AND I’M REALLY GETTING TIRED OF HEARING THIS…
Keep us safe.
If the government is serious about keeping me safe, they’d stop spending so much money on secret surveillance, prisons and war. What I really need to keep me “safe” is single payer healthcare and “food security”.
I think Grayson’s best quote in the video is this:
Martin, you are completely missing the point. The point is that we’re taking measures that are not correlated in any sense with our safety, and even if they were it would be beneath our dignity as human beings. That’s what this is all about. All right, listen. You could always make people safer by taking extreme measures. If, for instance, we lowered the speed limit to 10 miles per hour, people would be safer. If we outlawed knives and forks, people would be safer. If we made everybody fly on the airlines naked, people would be safer. None of those things corresponds to my sense of human dignity, and I think I’m not the only one who feels that way….
If you’d like to support congressman Grayson’s amendment, you can sign up here.
A professor in Tennesee gave her class an optional, extra credit assignment:
Students claim they were required to wear a rainbow ribbon and make public statements in support of gay rights. They were then assigned to write a paper about the reactions they got from other people.[snip]
But Chris Sanders of the Tennessee Equality Project, a friend of the professor, said the lawyer’s claims are untrue. He said the assignment was voluntary and is commonly used in psychology classes.
It’s designed to help students gain empathy for gays and lesbians, according to a teaching guide for the assignment, called “Promoting Increased Understanding of Sexual Diversity through Experience Learning.” That guide says that the assignment should be voluntary.
How do we know the assignment was voluntary? A student who took the class a few years ago said so:
But wearing the ribbon was a voluntary, extra-credit assignment, Vernon said. He did not participate and suffered no consequences.
“It did not affect my grade,” he said. “It did make for an uncomfortable situation.”
Of course this relatively ordinary and optional assignment has got a bunch of conservative Christian panties in a twist. Conservative Christians are convinced the professor’s assignment is an attack on their faith and they’re claiming to be victims of religious discrimination.
I am so tired of these crybaby Christians who think not getting their way in absolutely everything is the same as being discriminated against.
I’d like to thank Sheriff Ben Wolfinger for his role in making Utah look much smarter and much less nutty than Idaho.

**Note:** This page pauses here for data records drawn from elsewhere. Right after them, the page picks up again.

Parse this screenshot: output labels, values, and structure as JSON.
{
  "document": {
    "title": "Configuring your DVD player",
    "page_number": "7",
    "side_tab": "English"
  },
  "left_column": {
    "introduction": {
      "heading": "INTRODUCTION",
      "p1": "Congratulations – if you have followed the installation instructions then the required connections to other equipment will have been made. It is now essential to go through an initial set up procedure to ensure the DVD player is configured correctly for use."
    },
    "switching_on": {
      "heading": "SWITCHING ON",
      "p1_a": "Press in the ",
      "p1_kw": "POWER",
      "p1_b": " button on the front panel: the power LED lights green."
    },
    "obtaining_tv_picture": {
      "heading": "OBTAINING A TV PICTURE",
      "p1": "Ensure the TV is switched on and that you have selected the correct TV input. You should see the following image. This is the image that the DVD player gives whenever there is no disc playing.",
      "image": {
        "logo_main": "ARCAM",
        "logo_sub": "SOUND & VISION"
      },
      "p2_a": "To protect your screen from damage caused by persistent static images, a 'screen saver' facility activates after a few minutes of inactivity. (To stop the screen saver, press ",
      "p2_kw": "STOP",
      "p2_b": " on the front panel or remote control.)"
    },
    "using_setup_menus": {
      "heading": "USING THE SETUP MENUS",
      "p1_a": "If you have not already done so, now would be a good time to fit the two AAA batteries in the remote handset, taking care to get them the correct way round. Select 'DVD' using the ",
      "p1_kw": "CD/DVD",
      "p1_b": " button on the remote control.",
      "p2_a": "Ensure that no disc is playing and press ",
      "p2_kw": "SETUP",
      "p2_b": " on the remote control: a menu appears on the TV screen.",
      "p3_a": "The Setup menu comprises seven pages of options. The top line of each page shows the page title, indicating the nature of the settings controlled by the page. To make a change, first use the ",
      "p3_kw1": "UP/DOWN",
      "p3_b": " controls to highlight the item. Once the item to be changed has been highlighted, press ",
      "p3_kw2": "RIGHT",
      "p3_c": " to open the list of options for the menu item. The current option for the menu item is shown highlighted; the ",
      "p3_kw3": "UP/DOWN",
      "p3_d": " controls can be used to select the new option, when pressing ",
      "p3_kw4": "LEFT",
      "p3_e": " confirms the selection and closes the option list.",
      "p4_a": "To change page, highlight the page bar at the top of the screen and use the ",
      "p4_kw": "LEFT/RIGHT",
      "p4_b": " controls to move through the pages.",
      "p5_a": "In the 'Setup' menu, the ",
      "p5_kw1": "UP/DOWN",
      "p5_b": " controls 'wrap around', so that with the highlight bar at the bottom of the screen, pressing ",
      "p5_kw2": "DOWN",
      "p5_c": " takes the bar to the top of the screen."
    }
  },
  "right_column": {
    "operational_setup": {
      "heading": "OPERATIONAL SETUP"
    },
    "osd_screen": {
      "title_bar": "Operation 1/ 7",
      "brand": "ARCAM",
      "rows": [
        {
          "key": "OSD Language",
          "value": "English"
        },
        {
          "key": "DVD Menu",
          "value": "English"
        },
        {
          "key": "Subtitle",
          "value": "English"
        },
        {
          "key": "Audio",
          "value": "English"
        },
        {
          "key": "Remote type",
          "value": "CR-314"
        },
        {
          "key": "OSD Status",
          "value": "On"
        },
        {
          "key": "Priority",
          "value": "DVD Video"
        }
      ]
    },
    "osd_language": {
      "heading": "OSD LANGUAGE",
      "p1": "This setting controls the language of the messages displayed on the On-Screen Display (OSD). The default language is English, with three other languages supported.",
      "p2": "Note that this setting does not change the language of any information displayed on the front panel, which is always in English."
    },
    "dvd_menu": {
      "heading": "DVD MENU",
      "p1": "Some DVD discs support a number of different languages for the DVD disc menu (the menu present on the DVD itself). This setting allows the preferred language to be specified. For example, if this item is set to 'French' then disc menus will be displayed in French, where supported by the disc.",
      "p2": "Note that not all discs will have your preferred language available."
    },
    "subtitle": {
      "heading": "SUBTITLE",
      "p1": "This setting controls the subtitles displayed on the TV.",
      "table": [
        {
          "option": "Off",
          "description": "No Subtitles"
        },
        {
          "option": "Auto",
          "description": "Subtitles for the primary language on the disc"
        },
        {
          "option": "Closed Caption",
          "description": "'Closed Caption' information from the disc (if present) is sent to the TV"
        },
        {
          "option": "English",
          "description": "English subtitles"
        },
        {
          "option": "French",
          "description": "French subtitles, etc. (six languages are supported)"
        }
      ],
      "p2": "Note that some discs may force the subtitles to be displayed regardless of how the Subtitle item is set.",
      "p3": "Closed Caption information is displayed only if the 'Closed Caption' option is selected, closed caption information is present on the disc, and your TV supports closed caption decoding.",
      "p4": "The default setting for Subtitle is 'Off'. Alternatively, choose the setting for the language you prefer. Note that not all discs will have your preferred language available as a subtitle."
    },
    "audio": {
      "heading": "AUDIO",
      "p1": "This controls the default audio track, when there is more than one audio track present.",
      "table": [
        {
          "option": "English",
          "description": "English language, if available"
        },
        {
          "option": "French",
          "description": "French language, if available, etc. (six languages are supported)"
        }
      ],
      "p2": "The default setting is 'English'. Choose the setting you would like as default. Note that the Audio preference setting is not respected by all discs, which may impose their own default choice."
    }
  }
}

Sheriff Wolfinger is unhappy with the decision by BSA to permit openly gay scouts.
The Kootenai County Sheriff said Friday that he is compelled to drop the department’s Boy Scouts of America charter because the organization is promoting a lifestyle that is against state law.
“It would be inappropriate for the sheriff’s office to sponsor an organization that is promoting a lifestyle that is in violation of state law,” Sheriff Ben Wolfinger said.
Sodomy is against the law in Idaho, he added.
Except it’s not:
Idaho’s sodomy law was struck down by the U.S. Supreme Court on June 26, 2003, as a result of the Court’s decision in Lawrence v. Texas, No. 02-102 (U.S. June 26, 2003). Idaho sodomy law applied to both heterosexual and same-sex partners as a “crime against nature,” punishable by imprisonment in state prison for not less than five years.Idaho Code §§ 18-6605 (2001); 18-6606 (2001). The sodomy law did not apply to married heterosexual couples. The Idaho Court of Appeals in Idaho v. Holden, 890 P.2d 341 (Idaho Ct. App. 1995), held that “Idaho’s statute prohibiting the infamous crime against nature may not be constitutionally enforced to prohibit private consensual marital conduct.”
So the Sheriff doesn’t know the law he’s supposed to enforce. And we also need to have a discussion with him about his bigotry. (Thanks to John at Americablog for catching this one.)